** GIVEN DATA **
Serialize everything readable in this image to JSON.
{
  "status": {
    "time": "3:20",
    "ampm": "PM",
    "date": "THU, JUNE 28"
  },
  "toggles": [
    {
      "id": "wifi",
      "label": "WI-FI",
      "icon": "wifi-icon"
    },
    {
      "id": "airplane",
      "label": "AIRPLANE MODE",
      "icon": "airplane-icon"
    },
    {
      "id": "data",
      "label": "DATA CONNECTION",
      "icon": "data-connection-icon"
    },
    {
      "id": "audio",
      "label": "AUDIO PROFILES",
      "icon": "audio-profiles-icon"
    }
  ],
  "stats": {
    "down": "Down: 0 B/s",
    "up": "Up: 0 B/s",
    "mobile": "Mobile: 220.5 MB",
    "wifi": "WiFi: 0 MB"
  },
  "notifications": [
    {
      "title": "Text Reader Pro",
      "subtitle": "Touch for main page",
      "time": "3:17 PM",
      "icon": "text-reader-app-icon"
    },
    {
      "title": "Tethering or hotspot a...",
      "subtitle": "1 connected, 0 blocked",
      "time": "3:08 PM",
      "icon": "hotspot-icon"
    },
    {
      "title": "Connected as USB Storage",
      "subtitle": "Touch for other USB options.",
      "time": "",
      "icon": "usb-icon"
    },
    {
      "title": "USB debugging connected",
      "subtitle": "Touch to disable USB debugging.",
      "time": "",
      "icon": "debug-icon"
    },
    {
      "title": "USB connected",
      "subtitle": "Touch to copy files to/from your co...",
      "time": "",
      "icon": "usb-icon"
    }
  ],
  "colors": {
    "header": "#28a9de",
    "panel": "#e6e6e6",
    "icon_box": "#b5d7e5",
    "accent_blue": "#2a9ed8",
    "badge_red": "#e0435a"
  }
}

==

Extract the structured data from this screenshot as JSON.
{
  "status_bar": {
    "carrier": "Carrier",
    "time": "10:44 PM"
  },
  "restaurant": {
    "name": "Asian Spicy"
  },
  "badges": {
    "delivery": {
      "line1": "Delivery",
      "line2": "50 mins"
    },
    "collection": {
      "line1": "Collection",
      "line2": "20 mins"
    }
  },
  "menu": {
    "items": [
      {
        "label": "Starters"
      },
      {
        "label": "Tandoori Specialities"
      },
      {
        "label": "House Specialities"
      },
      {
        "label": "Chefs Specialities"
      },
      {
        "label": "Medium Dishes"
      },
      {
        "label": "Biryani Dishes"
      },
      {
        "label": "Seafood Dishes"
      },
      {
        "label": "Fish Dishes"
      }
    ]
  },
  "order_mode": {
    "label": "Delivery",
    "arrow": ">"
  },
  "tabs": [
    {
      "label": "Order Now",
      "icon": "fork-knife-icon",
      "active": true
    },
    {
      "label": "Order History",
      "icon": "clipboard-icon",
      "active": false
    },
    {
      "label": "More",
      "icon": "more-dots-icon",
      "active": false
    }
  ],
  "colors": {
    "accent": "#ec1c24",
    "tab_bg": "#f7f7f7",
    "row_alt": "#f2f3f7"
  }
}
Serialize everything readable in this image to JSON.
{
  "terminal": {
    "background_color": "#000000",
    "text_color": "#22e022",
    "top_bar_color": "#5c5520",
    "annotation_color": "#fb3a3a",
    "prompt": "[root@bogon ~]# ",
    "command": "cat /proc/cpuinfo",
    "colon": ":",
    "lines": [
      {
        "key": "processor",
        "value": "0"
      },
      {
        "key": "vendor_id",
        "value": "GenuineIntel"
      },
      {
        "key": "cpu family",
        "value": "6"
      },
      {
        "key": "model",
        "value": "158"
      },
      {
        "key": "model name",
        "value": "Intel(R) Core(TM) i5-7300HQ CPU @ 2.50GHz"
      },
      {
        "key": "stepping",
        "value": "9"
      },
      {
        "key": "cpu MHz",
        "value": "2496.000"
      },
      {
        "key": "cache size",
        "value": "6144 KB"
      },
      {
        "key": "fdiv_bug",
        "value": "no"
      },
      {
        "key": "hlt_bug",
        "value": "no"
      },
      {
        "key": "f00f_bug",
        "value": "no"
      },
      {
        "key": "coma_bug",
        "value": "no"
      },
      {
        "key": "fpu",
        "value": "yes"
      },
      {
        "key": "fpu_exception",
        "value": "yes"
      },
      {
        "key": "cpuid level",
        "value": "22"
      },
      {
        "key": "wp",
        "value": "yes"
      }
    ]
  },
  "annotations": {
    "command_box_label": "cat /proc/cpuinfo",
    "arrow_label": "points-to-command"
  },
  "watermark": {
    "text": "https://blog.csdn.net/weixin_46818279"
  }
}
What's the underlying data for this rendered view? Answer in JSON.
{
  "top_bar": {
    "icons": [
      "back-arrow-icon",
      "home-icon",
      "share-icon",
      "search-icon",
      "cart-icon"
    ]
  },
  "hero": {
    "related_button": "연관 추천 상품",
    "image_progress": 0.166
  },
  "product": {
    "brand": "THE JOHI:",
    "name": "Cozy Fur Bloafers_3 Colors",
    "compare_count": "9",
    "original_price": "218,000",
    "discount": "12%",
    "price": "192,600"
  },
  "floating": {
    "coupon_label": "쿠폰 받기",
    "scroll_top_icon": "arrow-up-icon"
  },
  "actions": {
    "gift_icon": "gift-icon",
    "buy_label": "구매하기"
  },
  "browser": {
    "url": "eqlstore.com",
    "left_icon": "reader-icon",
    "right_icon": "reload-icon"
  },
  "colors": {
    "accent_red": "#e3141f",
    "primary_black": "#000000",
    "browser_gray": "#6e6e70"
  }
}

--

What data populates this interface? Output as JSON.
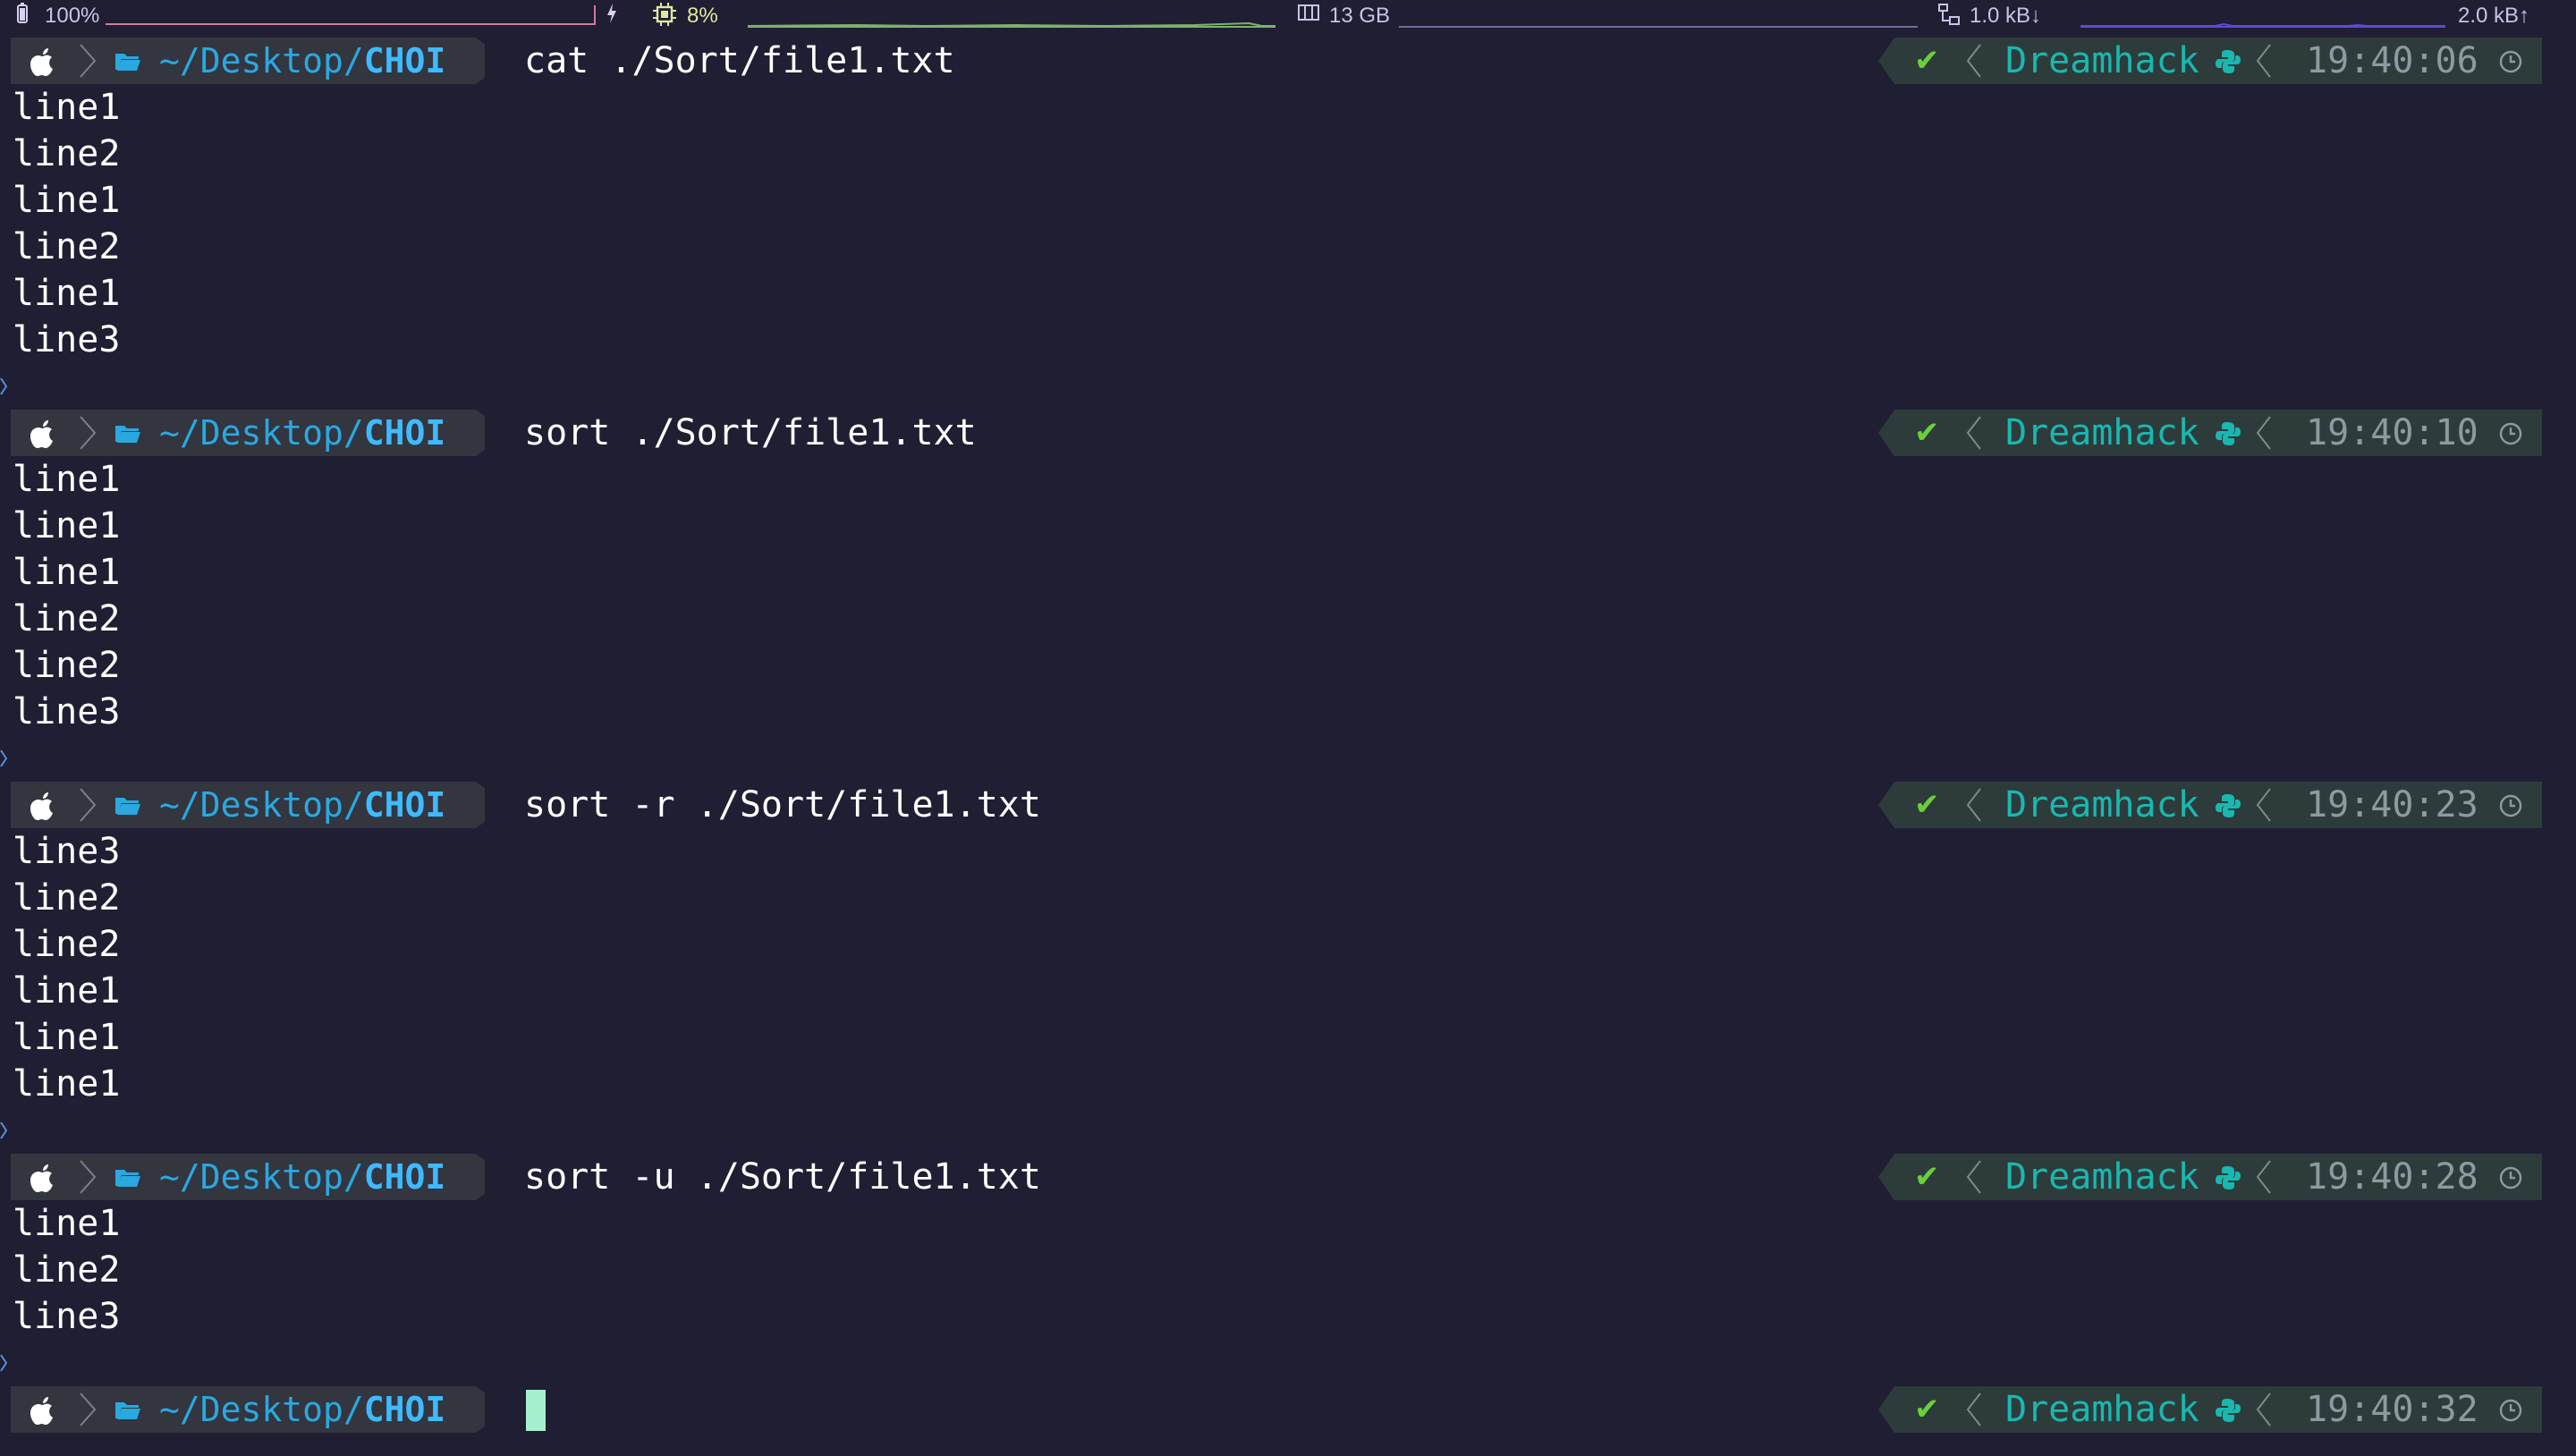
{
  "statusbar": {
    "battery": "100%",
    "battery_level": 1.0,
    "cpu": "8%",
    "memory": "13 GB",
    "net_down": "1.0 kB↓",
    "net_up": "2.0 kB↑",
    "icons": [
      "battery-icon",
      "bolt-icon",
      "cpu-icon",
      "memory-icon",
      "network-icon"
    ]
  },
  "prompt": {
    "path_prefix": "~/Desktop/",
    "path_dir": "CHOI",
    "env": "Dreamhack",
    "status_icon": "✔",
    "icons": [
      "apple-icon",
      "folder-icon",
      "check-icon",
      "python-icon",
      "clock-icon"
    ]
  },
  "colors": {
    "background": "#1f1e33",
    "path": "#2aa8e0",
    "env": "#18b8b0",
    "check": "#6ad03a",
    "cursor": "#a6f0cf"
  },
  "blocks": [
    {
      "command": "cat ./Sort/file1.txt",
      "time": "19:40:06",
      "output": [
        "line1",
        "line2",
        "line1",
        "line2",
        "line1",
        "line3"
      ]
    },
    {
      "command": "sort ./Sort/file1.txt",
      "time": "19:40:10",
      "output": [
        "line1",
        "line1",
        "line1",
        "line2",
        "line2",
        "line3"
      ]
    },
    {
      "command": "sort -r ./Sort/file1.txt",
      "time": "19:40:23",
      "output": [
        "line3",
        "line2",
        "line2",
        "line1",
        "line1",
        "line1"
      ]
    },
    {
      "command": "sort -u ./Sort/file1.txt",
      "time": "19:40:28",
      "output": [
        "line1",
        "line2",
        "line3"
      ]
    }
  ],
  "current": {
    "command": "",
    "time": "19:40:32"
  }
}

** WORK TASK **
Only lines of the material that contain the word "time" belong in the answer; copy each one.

** RESPONSE **
    "time": "3:20",
      "time": "3:17 PM",
      "time": "3:08 PM",
      "time": "",
      "time": "",
      "time": "",
    "time": "10:44 PM"
      "time": "19:40:06",
      "time": "19:40:10",
      "time": "19:40:23",
      "time": "19:40:28",
    "time": "19:40:32"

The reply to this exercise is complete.